Task prompt:
In the records below, copy the line that contains "Convert this screenshot" and each line after it, word for word, through the last.

* * *

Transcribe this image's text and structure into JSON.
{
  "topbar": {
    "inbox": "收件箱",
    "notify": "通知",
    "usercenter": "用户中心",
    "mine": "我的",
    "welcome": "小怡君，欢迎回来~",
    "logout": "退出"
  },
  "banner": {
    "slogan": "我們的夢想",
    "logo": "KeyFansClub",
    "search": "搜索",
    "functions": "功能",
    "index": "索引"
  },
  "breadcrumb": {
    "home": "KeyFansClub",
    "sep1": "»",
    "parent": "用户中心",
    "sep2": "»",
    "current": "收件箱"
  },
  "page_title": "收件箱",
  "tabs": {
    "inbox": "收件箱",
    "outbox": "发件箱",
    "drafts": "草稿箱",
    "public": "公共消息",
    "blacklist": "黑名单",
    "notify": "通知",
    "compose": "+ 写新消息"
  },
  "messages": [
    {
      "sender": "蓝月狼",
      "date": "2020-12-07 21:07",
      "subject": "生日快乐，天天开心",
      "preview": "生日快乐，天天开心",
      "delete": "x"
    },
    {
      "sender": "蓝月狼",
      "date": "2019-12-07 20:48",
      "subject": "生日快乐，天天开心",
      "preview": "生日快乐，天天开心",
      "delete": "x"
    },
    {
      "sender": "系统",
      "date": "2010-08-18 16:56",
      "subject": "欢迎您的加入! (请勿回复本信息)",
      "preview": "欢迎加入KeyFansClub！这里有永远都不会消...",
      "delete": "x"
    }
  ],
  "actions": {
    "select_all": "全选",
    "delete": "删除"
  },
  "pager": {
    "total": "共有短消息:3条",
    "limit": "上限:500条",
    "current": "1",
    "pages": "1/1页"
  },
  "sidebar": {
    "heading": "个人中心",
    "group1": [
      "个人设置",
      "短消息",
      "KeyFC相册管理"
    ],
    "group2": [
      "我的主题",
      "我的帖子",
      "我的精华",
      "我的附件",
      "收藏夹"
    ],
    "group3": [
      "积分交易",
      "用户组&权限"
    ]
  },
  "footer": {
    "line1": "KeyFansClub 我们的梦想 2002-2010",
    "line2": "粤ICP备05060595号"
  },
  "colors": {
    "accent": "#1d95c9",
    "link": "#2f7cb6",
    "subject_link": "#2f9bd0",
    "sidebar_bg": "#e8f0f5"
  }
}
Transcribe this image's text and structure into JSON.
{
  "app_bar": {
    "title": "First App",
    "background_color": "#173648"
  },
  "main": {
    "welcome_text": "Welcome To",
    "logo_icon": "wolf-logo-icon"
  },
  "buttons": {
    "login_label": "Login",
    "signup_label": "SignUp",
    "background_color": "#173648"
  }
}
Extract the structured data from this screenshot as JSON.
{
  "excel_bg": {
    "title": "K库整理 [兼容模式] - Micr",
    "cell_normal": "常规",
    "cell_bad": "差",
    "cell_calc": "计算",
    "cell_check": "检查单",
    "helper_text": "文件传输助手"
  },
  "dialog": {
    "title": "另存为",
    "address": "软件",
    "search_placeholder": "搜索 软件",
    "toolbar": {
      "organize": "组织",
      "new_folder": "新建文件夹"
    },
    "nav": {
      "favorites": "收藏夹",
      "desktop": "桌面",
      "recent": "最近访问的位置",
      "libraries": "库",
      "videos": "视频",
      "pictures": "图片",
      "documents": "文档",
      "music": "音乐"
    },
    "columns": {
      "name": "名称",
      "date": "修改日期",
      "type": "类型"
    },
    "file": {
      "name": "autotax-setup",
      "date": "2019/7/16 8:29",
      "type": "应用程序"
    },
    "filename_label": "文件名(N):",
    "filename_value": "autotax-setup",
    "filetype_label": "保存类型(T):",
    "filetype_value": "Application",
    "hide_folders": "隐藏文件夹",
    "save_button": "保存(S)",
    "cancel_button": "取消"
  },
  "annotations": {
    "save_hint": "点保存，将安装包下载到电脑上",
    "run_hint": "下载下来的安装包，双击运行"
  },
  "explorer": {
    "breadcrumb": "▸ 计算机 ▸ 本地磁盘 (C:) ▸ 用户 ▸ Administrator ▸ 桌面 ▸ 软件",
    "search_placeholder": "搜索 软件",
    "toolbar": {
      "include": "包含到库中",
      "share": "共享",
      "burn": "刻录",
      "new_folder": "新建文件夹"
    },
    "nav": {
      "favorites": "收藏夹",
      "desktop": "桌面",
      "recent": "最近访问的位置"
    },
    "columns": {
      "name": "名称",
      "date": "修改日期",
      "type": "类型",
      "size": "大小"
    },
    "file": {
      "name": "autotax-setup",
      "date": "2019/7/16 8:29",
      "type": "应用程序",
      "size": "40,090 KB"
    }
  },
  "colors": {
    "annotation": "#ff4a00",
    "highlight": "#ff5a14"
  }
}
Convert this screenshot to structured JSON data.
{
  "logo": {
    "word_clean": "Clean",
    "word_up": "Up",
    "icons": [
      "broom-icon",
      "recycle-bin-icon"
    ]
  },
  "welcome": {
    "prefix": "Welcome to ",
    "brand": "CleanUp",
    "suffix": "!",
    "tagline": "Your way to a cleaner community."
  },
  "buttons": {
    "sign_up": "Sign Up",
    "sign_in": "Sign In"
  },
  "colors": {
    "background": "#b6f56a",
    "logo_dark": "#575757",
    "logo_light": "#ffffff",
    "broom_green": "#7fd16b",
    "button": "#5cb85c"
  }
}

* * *

Answer below:
Convert this screenshot to structured JSON data.
{
  "logo": {
    "word_clean": "Clean",
    "word_up": "Up",
    "icons": [
      "broom-icon",
      "recycle-bin-icon"
    ]
  },
  "welcome": {
    "prefix": "Welcome to ",
    "brand": "CleanUp",
    "suffix": "!",
    "tagline": "Your way to a cleaner community."
  },
  "buttons": {
    "sign_up": "Sign Up",
    "sign_in": "Sign In"
  },
  "colors": {
    "background": "#b6f56a",
    "logo_dark": "#575757",
    "logo_light": "#ffffff",
    "broom_green": "#7fd16b",
    "button": "#5cb85c"
  }
}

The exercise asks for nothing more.